    Thanks for the replies. MK27, that's just what I was looking for, except I only want an argument after -b and not -a.

  9. #9
    spurious conceit MK27's Avatar
    Join Date
    Jul 2008
    Location
    segmentation fault
    Posts
    8,300
    Quote Originally Posted by bertazoid View Post
    Thanks for the replies. MK27, that's just what I was looking for, except I only want an argument after -b and not -a.
    Sorry, I though by "//performs a string operation" you meant "//performs a different string operation also using the argument for switch". Good luck.
    C programming resources:
    GNU C Function and Macro Index -- glibc reference manual
    The C Book -- nice online learner guide
    Current ISO draft standard
    CCAN -- new CPAN like open source library repository
    3 (different) GNU debugger tutorials: #1 -- #2 -- #3
    cpwiki -- our wiki on sourceforge

  10. #10
    Registered User
    Join Date
    Oct 2008
    Posts
    110
    I don't understand why I can't use optarg as an integer. Form one of the string operations I used:

    Code:
    for(i=0;i<optarg;i++){
      printf("%s",string);
    }
    and got a compiler error saying "warning: comparison between pointer and integer". I don't understand this since i is an integer as defined by me and so is optarg isn't it?...When I print optarg using printf("%d",optarg); it prints the integer entered at the command line as the argument for -b. i.e. -b 3, prints optarg as 3. So why is it different when I use it in the for loop? I also tried:

    Code:
    for(i=0;i<*optarg;i++){
      printf("%s",string);
    }
    and instead of printing the string three times, it printed it about 30 times.

  11. #11
    Registered User
    Join Date
    Oct 2008
    Location
    TX
    Posts
    2,058
    Did you read the manpage of getopt() yet? optarg is not an integer but a pointer to char and is declared externally.

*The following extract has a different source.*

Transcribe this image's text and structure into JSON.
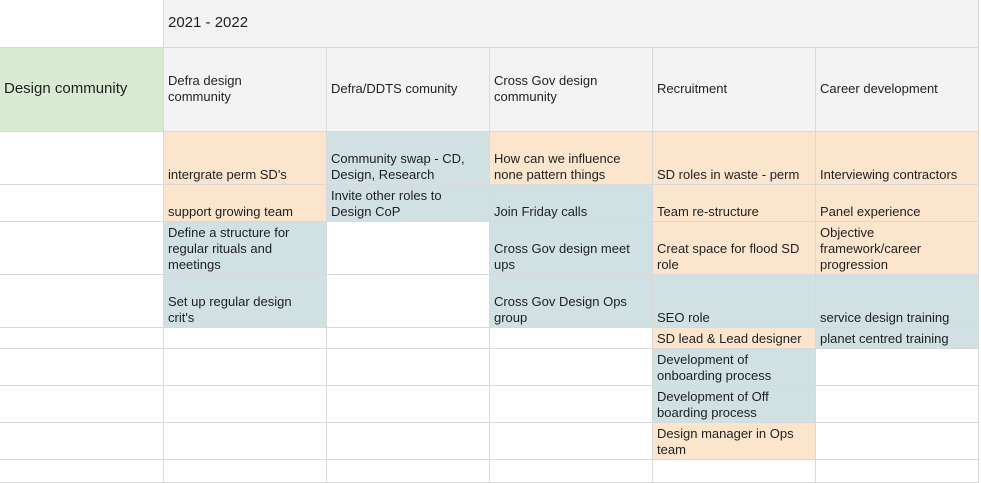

  12. #12
    Registered User
    Join Date
    Oct 2008
    Posts
    110
    I'm reading through it now finding it hard to get my head round.

  13. #13
    Registered User
    Join Date
    Oct 2008
    Location
    TX
    Posts
    2,058
    Quote Originally Posted by bertazoid View Post
    I don't understand why I can't use optarg as an integer. Form one of the string operations I used:

    Code:
    for(i=0;i<optarg;i++){
      printf("%s",string);
    }
    That's expected since optarg is of type char*.
    Quote Originally Posted by bertazoid View Post
    I also tried:
    Code:
    for(i=0;i<*optarg;i++){
      printf("%s",string);
    }
    and instead of printing the string three times, it printed it about 30 times.
    That 3 is not an integer but an ASCII character. It should print it about 50 times precisely.
    Last edited by itCbitC; 02-05-2009 at 01:58 PM.

  14. #14
    Registered User
    Join Date
    Oct 2008
    Posts
    110
    Ah ok now I get it. Thanks

Popular pages Recent additions subscribe to a feed

Similar Threads

  1. OOP Question DB Access Wrapper Classes
    By digioz in forum C# Programming
    Replies: 2
    Last Post: 09-07-2008, 05:30 PM
  2. Inheritance Hierarchy for a Package class
    By twickre in forum C++ Programming
    Replies: 7
    Last Post: 12-08-2007, 04:13 PM
  3. We Got _DEBUG Errors
    By Tonto in forum Windows Programming
    Replies: 5
    Last Post: 12-22-2006, 05:45 PM
  4. Message class ** Need help befor 12am tonight**
    By TransformedBG in forum C++ Programming
    Replies: 1
    Last Post: 11-29-2006, 11:03 PM
  5. can anyone see anything wrong with this code
    By occ0708 in forum C++ Programming
    Replies: 6
    Last Post: 12-07-2004, 12:47 PM

1 2 3 4 5 6 7 8 9 10 11 12 13 14 15 16 17 18 19 20 21